Next, imagine that for a moment you could literally infect a network. That a network operated like a giant malware artifact. Appliances, devices, everything in the network operated as a scaled-up version for malware. Not just the nodes infected, but everything. Instead of a botnet, you now have a malnet. Seems like a pretty handy ‘secret weapon.’ Finally, imagine you could use the forwarding plane to run polymorphic code injection at the packet level?
Further, vulnerabilities have already been discovered in SDN. CVE-2014-5035 as identified by the Department of Homeland Security and the National Institute for Standards and Technology’s National Vulnerability Database identifies at least one vulnerability that we can associate with SDN. This vulnerability clearly states the following impact types “allows unauthorized disclosure of information; allows unauthorized modification; allows disruption of service.” Open daylight is part of the OpenFlow protocol, essentially providing services from a network virtualization perspective. POF will not decrease this risk.

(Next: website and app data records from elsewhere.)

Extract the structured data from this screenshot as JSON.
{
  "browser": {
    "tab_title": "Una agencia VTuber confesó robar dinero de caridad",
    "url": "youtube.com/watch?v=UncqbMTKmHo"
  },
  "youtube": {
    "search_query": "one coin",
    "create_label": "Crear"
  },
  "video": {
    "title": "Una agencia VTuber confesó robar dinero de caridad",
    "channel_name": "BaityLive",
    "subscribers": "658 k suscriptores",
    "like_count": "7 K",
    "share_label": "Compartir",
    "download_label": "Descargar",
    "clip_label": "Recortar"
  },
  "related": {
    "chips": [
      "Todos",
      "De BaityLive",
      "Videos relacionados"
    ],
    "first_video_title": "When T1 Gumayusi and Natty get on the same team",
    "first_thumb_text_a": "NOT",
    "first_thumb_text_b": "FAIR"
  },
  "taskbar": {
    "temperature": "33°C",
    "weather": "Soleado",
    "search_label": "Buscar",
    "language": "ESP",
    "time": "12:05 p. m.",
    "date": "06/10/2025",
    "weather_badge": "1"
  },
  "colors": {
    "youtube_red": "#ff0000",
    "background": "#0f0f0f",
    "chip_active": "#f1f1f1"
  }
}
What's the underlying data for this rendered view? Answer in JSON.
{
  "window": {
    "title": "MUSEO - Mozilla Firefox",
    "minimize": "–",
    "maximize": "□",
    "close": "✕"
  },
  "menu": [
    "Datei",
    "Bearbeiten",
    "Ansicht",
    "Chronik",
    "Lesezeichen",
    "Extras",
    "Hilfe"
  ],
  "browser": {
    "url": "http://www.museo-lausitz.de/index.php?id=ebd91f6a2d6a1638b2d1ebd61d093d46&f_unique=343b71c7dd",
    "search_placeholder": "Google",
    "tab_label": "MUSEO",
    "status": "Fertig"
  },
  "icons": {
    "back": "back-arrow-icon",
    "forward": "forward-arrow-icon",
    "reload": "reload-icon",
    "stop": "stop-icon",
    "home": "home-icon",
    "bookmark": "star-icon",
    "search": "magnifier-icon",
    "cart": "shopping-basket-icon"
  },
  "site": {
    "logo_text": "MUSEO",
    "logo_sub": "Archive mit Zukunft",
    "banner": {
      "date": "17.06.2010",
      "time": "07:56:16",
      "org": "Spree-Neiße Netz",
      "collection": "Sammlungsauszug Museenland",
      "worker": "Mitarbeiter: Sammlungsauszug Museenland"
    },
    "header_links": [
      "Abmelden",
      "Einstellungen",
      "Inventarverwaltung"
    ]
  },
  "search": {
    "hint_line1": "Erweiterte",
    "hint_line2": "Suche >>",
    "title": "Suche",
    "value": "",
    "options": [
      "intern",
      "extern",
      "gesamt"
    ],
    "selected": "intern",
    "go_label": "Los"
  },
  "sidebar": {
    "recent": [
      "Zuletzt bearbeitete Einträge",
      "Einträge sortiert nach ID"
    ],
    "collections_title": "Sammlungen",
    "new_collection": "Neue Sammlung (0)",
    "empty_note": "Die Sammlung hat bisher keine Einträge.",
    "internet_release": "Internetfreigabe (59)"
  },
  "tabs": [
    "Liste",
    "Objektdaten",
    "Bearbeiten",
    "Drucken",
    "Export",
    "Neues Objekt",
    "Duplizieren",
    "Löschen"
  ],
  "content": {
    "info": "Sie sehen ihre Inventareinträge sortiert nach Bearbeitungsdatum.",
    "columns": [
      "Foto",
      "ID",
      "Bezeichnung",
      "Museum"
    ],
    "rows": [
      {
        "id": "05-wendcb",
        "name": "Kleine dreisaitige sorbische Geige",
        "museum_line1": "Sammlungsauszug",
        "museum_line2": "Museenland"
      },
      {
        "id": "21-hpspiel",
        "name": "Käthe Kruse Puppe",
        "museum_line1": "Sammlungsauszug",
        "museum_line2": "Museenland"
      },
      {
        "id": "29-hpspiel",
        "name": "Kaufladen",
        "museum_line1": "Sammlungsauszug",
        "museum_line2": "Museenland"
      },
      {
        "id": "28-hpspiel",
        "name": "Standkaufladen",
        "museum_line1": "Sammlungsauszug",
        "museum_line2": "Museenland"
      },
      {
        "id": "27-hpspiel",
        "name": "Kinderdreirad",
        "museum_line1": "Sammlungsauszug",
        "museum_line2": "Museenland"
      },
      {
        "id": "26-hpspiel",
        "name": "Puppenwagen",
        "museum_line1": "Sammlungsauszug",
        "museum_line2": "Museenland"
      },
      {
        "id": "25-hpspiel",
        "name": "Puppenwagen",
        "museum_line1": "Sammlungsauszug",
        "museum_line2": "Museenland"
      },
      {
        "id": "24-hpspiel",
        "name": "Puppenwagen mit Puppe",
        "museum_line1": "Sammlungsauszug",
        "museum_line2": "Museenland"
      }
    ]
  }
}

In summary, close scrutiny should be applied to any ‘commercial’ entity that leaves the ‘Great Chinese Firewall.’ It’s likely that any ‘free market’ entity has been carefully vetted by the PRC. Consider, how the Harmonious Fist of China is slowly closing and ask yourself if you really need to be worried about terrorists.
(Featured image courtesy of fastcompany.net)